The day before, hundreds of students protested a talk on campus by Gholam Ali Hadad Adel, a right-wing member of parliament. You are against the people, traitor! they shouted.
On September 29 more than 1,000 students at Sharif University, also in Tehran, demonstrated against a visit by Kamran Daneshjoo, the minister of science and higher education, forcing him to leave early.
The government arrested 18 student leaders October 2 while they were holding a discussion in a park. According to the New York Times, they are members of the Office for Consolidating Unity, a student organization that has fought for democratic rights. The group released a statement denouncing the arrests.

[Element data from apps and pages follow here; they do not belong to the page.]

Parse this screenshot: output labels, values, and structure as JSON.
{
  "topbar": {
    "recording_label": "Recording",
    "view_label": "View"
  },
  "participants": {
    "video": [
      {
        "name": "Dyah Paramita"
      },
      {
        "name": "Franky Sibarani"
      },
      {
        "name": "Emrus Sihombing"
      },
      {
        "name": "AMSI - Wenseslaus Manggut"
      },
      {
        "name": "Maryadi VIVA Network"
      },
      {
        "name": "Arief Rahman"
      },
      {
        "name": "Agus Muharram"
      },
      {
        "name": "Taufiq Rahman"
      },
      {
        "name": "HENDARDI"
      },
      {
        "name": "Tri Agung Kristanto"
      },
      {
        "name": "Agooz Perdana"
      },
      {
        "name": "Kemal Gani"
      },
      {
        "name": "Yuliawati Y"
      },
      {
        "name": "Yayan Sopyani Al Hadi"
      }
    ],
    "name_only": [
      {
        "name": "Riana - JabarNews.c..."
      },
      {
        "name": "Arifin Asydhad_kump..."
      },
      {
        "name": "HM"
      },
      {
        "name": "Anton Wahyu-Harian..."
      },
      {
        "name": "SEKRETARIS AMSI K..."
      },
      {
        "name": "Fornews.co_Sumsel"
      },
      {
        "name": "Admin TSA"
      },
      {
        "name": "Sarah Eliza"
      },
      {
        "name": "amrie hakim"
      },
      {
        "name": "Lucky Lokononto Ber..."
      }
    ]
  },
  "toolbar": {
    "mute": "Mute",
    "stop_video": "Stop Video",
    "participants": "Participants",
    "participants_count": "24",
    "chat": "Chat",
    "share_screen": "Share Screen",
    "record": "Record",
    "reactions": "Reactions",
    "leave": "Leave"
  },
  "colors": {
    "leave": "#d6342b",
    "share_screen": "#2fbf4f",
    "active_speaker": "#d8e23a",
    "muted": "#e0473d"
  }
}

Meanwhile Mohamed ElBaradei, head of the UN nuclear enforcement agency, announced October 4 that Tehran has agreed to allow an inspection October 25 of a previously undisclosed uranium enrichment facility. A meeting with Iran, the United States, France, and Russia to discuss Iranian purchase of enriched uranium from abroad is scheduled for October 19.
Representatives of Iran and the permanent members of the UN Security Council plus Germany met about Irans nuclear program October 1 in Geneva. Leading up to the Geneva meeting, U.S. president Barack Obama was joined by his counterparts in the United Kingdom, France, and Germany in threatening further sanctions if Iran did not cease enriching uranium. Enrichment is a step in the nuclear process necessary to produce fuel for power generation, but it can also be used to manufacture a weapon. Moscow has tacitly supported the idea of further sanctions.

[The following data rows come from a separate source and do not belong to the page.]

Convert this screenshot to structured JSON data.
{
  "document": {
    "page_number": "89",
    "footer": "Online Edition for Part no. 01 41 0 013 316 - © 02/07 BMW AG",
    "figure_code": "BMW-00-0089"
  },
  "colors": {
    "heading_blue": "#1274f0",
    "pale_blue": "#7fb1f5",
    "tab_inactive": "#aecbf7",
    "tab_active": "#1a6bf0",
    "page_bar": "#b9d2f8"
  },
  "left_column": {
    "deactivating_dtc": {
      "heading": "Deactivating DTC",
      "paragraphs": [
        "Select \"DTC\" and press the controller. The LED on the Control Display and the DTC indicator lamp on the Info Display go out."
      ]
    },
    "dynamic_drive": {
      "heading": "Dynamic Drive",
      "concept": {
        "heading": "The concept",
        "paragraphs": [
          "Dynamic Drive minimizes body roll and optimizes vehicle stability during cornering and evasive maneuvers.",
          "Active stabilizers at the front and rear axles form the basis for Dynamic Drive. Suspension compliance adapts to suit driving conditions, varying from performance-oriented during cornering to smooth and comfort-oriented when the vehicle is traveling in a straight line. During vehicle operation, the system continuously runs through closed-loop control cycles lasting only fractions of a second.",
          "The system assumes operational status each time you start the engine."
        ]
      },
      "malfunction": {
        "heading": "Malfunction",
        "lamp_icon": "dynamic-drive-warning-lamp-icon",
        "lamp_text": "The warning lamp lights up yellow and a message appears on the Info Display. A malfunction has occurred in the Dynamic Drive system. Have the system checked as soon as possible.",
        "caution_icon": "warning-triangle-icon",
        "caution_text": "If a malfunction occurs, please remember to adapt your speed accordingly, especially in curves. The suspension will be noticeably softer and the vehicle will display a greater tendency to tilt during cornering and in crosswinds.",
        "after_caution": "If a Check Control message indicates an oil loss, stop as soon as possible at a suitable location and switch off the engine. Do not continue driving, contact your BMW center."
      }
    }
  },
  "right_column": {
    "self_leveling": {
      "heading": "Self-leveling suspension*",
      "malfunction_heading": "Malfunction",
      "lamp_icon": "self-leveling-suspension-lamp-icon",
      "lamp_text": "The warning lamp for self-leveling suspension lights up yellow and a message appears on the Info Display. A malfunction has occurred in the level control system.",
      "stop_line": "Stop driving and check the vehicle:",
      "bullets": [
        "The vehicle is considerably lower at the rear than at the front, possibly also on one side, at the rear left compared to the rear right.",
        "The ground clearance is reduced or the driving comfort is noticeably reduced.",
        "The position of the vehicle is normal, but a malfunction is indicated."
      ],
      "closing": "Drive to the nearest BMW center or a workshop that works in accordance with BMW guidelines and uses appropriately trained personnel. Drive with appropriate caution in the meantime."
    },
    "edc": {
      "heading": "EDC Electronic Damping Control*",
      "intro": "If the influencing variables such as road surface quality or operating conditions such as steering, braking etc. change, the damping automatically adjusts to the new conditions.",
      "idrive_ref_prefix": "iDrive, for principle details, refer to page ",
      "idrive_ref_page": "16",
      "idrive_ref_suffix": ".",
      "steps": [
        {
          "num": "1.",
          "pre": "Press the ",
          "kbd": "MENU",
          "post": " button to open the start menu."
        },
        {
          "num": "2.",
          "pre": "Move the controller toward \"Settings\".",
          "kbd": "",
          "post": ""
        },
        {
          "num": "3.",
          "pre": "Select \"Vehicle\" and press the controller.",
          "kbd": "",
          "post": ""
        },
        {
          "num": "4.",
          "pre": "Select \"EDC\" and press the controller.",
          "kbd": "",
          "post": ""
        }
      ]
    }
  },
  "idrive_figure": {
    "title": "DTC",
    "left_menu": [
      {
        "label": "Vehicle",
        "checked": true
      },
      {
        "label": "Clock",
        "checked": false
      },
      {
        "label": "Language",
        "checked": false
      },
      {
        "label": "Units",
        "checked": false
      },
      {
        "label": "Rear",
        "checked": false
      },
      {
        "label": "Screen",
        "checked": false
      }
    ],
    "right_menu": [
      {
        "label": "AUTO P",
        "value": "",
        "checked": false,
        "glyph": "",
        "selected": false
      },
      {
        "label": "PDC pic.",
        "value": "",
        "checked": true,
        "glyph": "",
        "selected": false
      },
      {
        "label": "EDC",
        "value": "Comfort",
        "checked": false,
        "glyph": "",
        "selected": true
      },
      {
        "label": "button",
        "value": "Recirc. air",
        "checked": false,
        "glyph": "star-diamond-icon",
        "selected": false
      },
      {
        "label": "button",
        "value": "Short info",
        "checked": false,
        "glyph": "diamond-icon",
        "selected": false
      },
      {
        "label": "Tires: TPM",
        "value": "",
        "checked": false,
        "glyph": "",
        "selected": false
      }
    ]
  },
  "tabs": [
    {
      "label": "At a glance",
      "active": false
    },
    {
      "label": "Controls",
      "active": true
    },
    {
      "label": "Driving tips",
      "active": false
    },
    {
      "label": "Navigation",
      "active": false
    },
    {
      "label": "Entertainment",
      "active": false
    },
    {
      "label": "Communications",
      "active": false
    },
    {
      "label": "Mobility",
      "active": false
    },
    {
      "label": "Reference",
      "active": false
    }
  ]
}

The same day as the Geneva meeting, the U.S. House of Representatives approved a measure that bars the U.S. Energy Department from extending contracts to foreign companies for crude oil delivery to the U.S. Strategic Reserve if those companies sell or ship gasoline to Iran. Iran is unable to refine sufficient oil to supply domestic fuel demands. It imports as much as 40 percent of its gasoline.

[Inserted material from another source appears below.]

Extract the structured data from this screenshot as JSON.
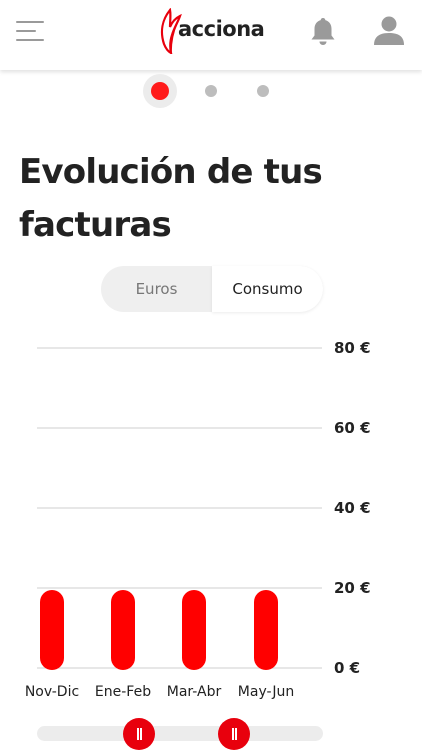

Meanwhile, the U.S. Treasury Department is stepping up its enforcement of already existing sanctions. The U.S. Treasurys Office of Foreign Assets Control, the agency spearheading enforcement, has beefed up its investigative and enforcement teams, officials say, reported the Wall Street Journal October 2. Among the targets are foreign subsidiaries, distributors or customers who are improperly reselling goods into Iran.
The Treasury Department announced October 1 that it had fined a Florida financial services firm $3 million for violating restrictions on trade with Iran. According to the government, Gold and Silver Reserve, Inc. opened accounts with more than 56,000 residents in Iran for e-currency services.
Irans most prominent oppositionist, former presidential candidate Mir Hossein Mousavi, has opposed imposition of new sanctions on Iran. Calling Iranian president Mahmoud Ahmadinejads policies wrong and adventurist he argued that sanctions would not affect the government but would impose many hardships upon the people, who suffer enough as a result of the calamity of their insane rulers.
The Iranian government has insisted up to now on its right to carry out all enrichment of uranium on Iranian soil. A proposal to enrich the uranium in Russia made years ago had elicited no positive response from the Iranian government. But while in New York to address the United Nations, Ahmadinejad issued a request to ease sanctions on Irans purchase of low-grade enriched uranium in order to fuel its research reactor.
At the October 1 talks, according to U.S. and European officials, Tehran agreed in principle to send most of its uranium to Russia for processing and France for bundling into fuel assemblies to be used for medical purposes. The Times cited Western officials saying the amount of uranium to be sent to Russia could be as much as 75 percent of Irans declared nuclear stockpile.
The following day, however, Irans chief negotiator Saeed Jalili held a news conference in Iran to deny that such an agreement was made during the talks in Geneva, the Iranian Students News Agency reported. He said Iranian negotiators had conveyed their request to buy enriched uranium but that there was no discussion over Irans suspension of enrichment.
French foreign minister Bernard Kouchner dumped cold water on Irans announcement that it would allow inspection of the new enrichment facility. We are ready to no longer speak about sanctions, but we need to discuss what we call the heart of the matter, that is to say: is this uranium enrichment dangerous or not? Kouchner told RTL radio and LCI television.
Asked whether Iran might be pursuing nuclear weapons, Kouchner said, Everything leads us to think that they were at least tempted to do this and we are trying to put an end to this.
Letter from Tehran